"Trust me, Lord Godo," he leaned back into the cushions with his patented smirk, "with Sephiroth at your side, your country will never fall to a foreign aggressor—or an internal one, for that matter—ever again."
Sephiroth cursed the color he could feel rushing into his face even as he sent his lover an exasperated look. "You give me too much credit, Genesis."
Genesis made a dismissive gesture with one slender hand, though the look in his sky-bright eyes was one of admiration. "I only give you your due, Sephiroth, nothing more," he said with conviction. "You are the best, after all."
The Great General looked so embarrassed by the other SOLDIER's praise that Godo took pity on him. "And your scientist?" he asked in a quick change of subject. "Is this Shinra doctor truly necessary to continued health of you and your men?"
The embarrassment was gone as Sephiroth's patrician features dropped into solemn lines once again. "He is," the other man answered simply. "Without Dr. Hollander here to monitor us, our mako levels could become dangerously unstable. And while that might seem like divine justice to you," Godo flushed guiltily as The General correctly guessed his thoughts, "we would be of no use to you if we were to become. . .ill."
It was more than he had ever dared hope for, Godo thought with the first stirrings of hope. To have a warrior of General Sephiroth's caliber working for his people instead of against them. . .it would be a great thing for his country.
He reminded himself that even though General Sephiroth appeared to be sincere, there was always the chance that he was simply a superb actor. These negotiations could be nothing more than an elaborate trap, one meant to trick him into lowering his defenses and leaving his country vulnerable to a full-scale invasion.
But, he didn't truly believe that. General Sephiroth had displayed nothing but honesty in these negotiations, and he had answered all of Godo's questions without hesitation. Godo was already leaning towards signing the treaty, but he needed just a little more time to observe his foreign "guests" and determine their honesty once and for all.
"I would very much like to meet your family, Sefirosu-taishou." The switch back to more official titles was enough to tell Sephiroth that the meeting was at an end. "We can share a late repast in the garden tomorrow, if that is acceptable to you?"
Sephiroth smiled faintly at what was in essence a command. "It would be an honor to present my family to you, Kisaragi-tenno," he returned formally.
"Then, it will be done." Godo stood and bowed at the waist, not too deeply, but with considerably more respect than he had previously shown. "May your dreams be sweet, Sefirosu-taishou."
Sephiroth and Genesis rose and returned the bow, appearing regal and powerful even this informal setting. "Yours as well, Kisaragi-tenno."
Godo left the room and closed the door quietly behind him, pausing just a moment as he heard a high peal of masculine laughter.

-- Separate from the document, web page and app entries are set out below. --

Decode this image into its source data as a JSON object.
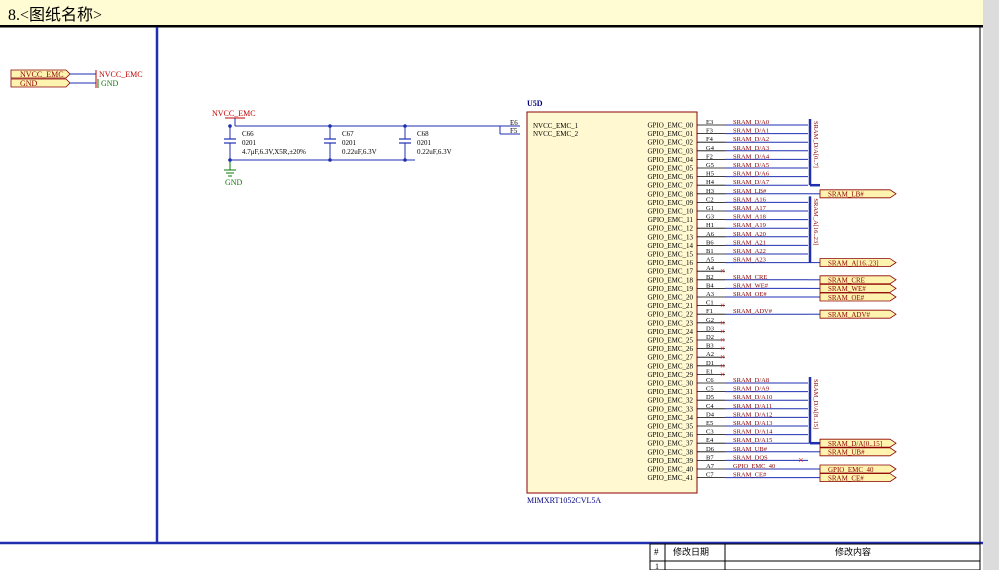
{
  "title": "8.<图纸名称>",
  "colors": {
    "wire": "#1f2fb0",
    "label": "#8b0000",
    "pin": "#000000",
    "port_fill": "#fff3b0",
    "part_fill": "#fff8d0",
    "noconnect": "#e02020",
    "power": "#c00000",
    "gnd": "#0a7a0a"
  },
  "legend": {
    "port1": "NVCC_EMC",
    "port2": "GND",
    "net_vcc": "NVCC_EMC",
    "net_gnd": "GND"
  },
  "power": {
    "vcc": "NVCC_EMC",
    "gnd": "GND"
  },
  "capacitors": [
    {
      "ref": "C66",
      "pkg": "0201",
      "value": "4.7μF,6.3V,X5R,±20%"
    },
    {
      "ref": "C67",
      "pkg": "0201",
      "value": "0.22uF,6.3V"
    },
    {
      "ref": "C68",
      "pkg": "0201",
      "value": "0.22uF,6.3V"
    }
  ],
  "component": {
    "ref": "U5D",
    "part": "MIMXRT1052CVL5A",
    "left_pins": [
      {
        "name": "NVCC_EMC_1",
        "num": "E6"
      },
      {
        "name": "NVCC_EMC_2",
        "num": "F5"
      }
    ],
    "right_pins": [
      {
        "name": "GPIO_EMC_00",
        "num": "E3",
        "net": "SRAM_D/A0"
      },
      {
        "name": "GPIO_EMC_01",
        "num": "F3",
        "net": "SRAM_D/A1"
      },
      {
        "name": "GPIO_EMC_02",
        "num": "F4",
        "net": "SRAM_D/A2"
      },
      {
        "name": "GPIO_EMC_03",
        "num": "G4",
        "net": "SRAM_D/A3"
      },
      {
        "name": "GPIO_EMC_04",
        "num": "F2",
        "net": "SRAM_D/A4"
      },
      {
        "name": "GPIO_EMC_05",
        "num": "G5",
        "net": "SRAM_D/A5"
      },
      {
        "name": "GPIO_EMC_06",
        "num": "H5",
        "net": "SRAM_D/A6"
      },
      {
        "name": "GPIO_EMC_07",
        "num": "H4",
        "net": "SRAM_D/A7"
      },
      {
        "name": "GPIO_EMC_08",
        "num": "H3",
        "net": "SRAM_LB#"
      },
      {
        "name": "GPIO_EMC_09",
        "num": "C2",
        "net": "SRAM_A16"
      },
      {
        "name": "GPIO_EMC_10",
        "num": "G1",
        "net": "SRAM_A17"
      },
      {
        "name": "GPIO_EMC_11",
        "num": "G3",
        "net": "SRAM_A18"
      },
      {
        "name": "GPIO_EMC_12",
        "num": "H1",
        "net": "SRAM_A19"
      },
      {
        "name": "GPIO_EMC_13",
        "num": "A6",
        "net": "SRAM_A20"
      },
      {
        "name": "GPIO_EMC_14",
        "num": "B6",
        "net": "SRAM_A21"
      },
      {
        "name": "GPIO_EMC_15",
        "num": "B1",
        "net": "SRAM_A22"
      },
      {
        "name": "GPIO_EMC_16",
        "num": "A5",
        "net": "SRAM_A23"
      },
      {
        "name": "GPIO_EMC_17",
        "num": "A4",
        "net": ""
      },
      {
        "name": "GPIO_EMC_18",
        "num": "B2",
        "net": "SRAM_CRE"
      },
      {
        "name": "GPIO_EMC_19",
        "num": "B4",
        "net": "SRAM_WE#"
      },
      {
        "name": "GPIO_EMC_20",
        "num": "A3",
        "net": "SRAM_OE#"
      },
      {
        "name": "GPIO_EMC_21",
        "num": "C1",
        "net": ""
      },
      {
        "name": "GPIO_EMC_22",
        "num": "F1",
        "net": "SRAM_ADV#"
      },
      {
        "name": "GPIO_EMC_23",
        "num": "G2",
        "net": ""
      },
      {
        "name": "GPIO_EMC_24",
        "num": "D3",
        "net": ""
      },
      {
        "name": "GPIO_EMC_25",
        "num": "D2",
        "net": ""
      },
      {
        "name": "GPIO_EMC_26",
        "num": "B3",
        "net": ""
      },
      {
        "name": "GPIO_EMC_27",
        "num": "A2",
        "net": ""
      },
      {
        "name": "GPIO_EMC_28",
        "num": "D1",
        "net": ""
      },
      {
        "name": "GPIO_EMC_29",
        "num": "E1",
        "net": ""
      },
      {
        "name": "GPIO_EMC_30",
        "num": "C6",
        "net": "SRAM_D/A8"
      },
      {
        "name": "GPIO_EMC_31",
        "num": "C5",
        "net": "SRAM_D/A9"
      },
      {
        "name": "GPIO_EMC_32",
        "num": "D5",
        "net": "SRAM_D/A10"
      },
      {
        "name": "GPIO_EMC_33",
        "num": "C4",
        "net": "SRAM_D/A11"
      },
      {
        "name": "GPIO_EMC_34",
        "num": "D4",
        "net": "SRAM_D/A12"
      },
      {
        "name": "GPIO_EMC_35",
        "num": "E5",
        "net": "SRAM_D/A13"
      },
      {
        "name": "GPIO_EMC_36",
        "num": "C3",
        "net": "SRAM_D/A14"
      },
      {
        "name": "GPIO_EMC_37",
        "num": "E4",
        "net": "SRAM_D/A15"
      },
      {
        "name": "GPIO_EMC_38",
        "num": "D6",
        "net": "SRAM_UB#"
      },
      {
        "name": "GPIO_EMC_39",
        "num": "B7",
        "net": "SRAM_DQS"
      },
      {
        "name": "GPIO_EMC_40",
        "num": "A7",
        "net": "GPIO_EMC_40"
      },
      {
        "name": "GPIO_EMC_41",
        "num": "C7",
        "net": "SRAM_CE#"
      }
    ]
  },
  "buses": [
    {
      "label": "SRAM_D/A[0..7]",
      "from": 0,
      "to": 7
    },
    {
      "label": "SRAM_A[16..23]",
      "from": 9,
      "to": 16
    },
    {
      "label": "SRAM_D/A[8..15]",
      "from": 30,
      "to": 37
    }
  ],
  "ports": [
    {
      "label": "SRAM_LB#",
      "row": 8
    },
    {
      "label": "SRAM_A[16..23]",
      "row": 16
    },
    {
      "label": "SRAM_CRE",
      "row": 18
    },
    {
      "label": "SRAM_WE#",
      "row": 19
    },
    {
      "label": "SRAM_OE#",
      "row": 20
    },
    {
      "label": "SRAM_ADV#",
      "row": 22
    },
    {
      "label": "SRAM_D/A[0..15]",
      "row": 37
    },
    {
      "label": "SRAM_UB#",
      "row": 38
    },
    {
      "label": "GPIO_EMC_40",
      "row": 40
    },
    {
      "label": "SRAM_CE#",
      "row": 41
    }
  ],
  "dqs_noconnect_row": 39,
  "revision_table": {
    "headers": [
      "#",
      "修改日期",
      "修改内容"
    ],
    "rows": [
      [
        "1",
        "",
        ""
      ]
    ]
  }
}
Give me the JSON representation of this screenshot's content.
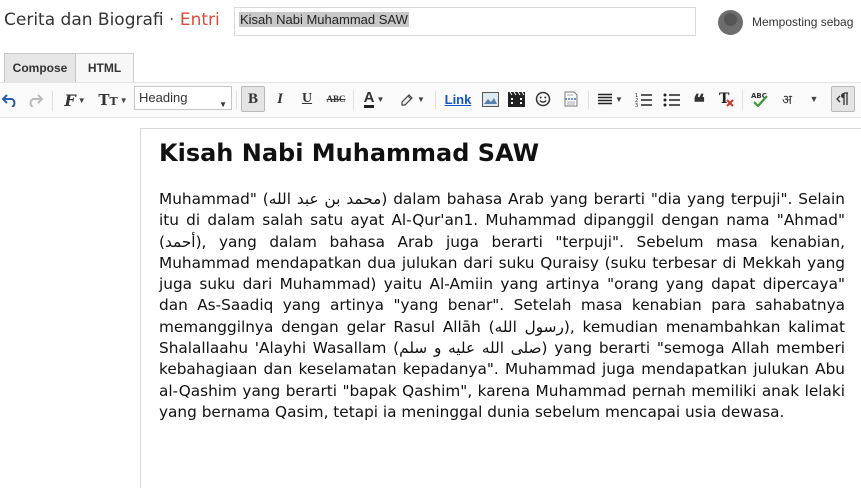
{
  "header": {
    "blog_name": "Cerita dan Biografi",
    "separator": "·",
    "section": "Entri",
    "post_title_value": "Kisah Nabi Muhammad SAW",
    "publishing_as": "Memposting sebag"
  },
  "tabs": [
    {
      "label": "Compose",
      "active": true
    },
    {
      "label": "HTML",
      "active": false
    }
  ],
  "toolbar": {
    "format_select_value": "Heading",
    "bold_label": "B",
    "italic_label": "I",
    "underline_label": "U",
    "strike_label": "ABC",
    "text_color_label": "A",
    "link_label": "Link",
    "transliterate_label": "अ",
    "icons": [
      "undo-icon",
      "redo-icon",
      "font-family-icon",
      "font-size-icon",
      "bold-icon",
      "italic-icon",
      "underline-icon",
      "strikethrough-icon",
      "text-color-icon",
      "highlight-icon",
      "link-icon",
      "image-icon",
      "video-icon",
      "emoji-icon",
      "jump-break-icon",
      "align-icon",
      "numbered-list-icon",
      "bullet-list-icon",
      "quote-icon",
      "clear-format-icon",
      "spellcheck-icon",
      "transliterate-icon",
      "more-icon",
      "rtl-icon"
    ]
  },
  "post": {
    "heading": "Kisah Nabi Muhammad SAW",
    "body": "Muhammad\" (محمد بن عبد الله) dalam bahasa Arab yang berarti \"dia yang terpuji\". Selain itu di dalam salah satu ayat Al-Qur'an1. Muhammad dipanggil dengan nama \"Ahmad\" (أحمد), yang dalam bahasa Arab juga berarti \"terpuji\". Sebelum masa kenabian, Muhammad mendapatkan dua julukan dari suku Quraisy (suku terbesar di Mekkah yang juga suku dari Muhammad) yaitu Al-Amiin yang artinya \"orang yang dapat dipercaya\" dan As-Saadiq yang artinya \"yang benar\". Setelah masa kenabian para sahabatnya memanggilnya dengan gelar Rasul Allāh (رسول الله), kemudian menambahkan kalimat Shalallaahu 'Alayhi Wasallam (صلى الله عليه و سلم) yang berarti \"semoga Allah memberi kebahagiaan dan keselamatan kepadanya\". Muhammad juga mendapatkan julukan Abu al-Qashim yang berarti \"bapak Qashim\", karena Muhammad pernah memiliki anak lelaki yang bernama Qasim, tetapi ia meninggal dunia sebelum mencapai usia dewasa."
  },
  "colors": {
    "accent": "#dd4b39",
    "link": "#1155cc",
    "spellcheck": "#e23a2a"
  }
}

It ended abruptly, and Godo smiled to himself as he stepped into the hall. His samurai instantly took their places on either side of him, and his smile grew. Soon the future of his country would be decided, and for the first time in nearly ten years, he had hope that it would survive. And it was all thanks to Shinra's Gin no Oni. The hand of Leviathan was at work here, and His will was truly a wondrous thing.
Ishidatami = Japanese paving stones
sakura = Cherry Blossom Trees
uguisu = songbird
bunkan sokauti = the formal court wear of the civil official
katabira (hitoe) = unlined kimono
Kyūden = main building of the Imperial Palace
Tasōtō = multi-story pagoda
Haori = sleeveless outer kimono
Bakeneko = cat-demon
Gin no Oni = The Silver Demon
Fukusho = second-in-command
Taikun = supreme commander
Gajin = foreigner
Chuto Shion = Middle Shion (building)
Furui Shoin = Old Shion (building)
Shinobi = ninja
Tennō Heika = His Majesty the heavenly sovereign
Godo-tenno = Lord Godo
Kisaragi-teno = Lord Kisaragi
Sefirosu-taishou = General Sephiroth.
Staniv-kyo = Lord Staniv
Shake-sama = Lady Shake
Gorkii-kyo = Lord Gorkii
Chekhov-sama = Lady Chekhov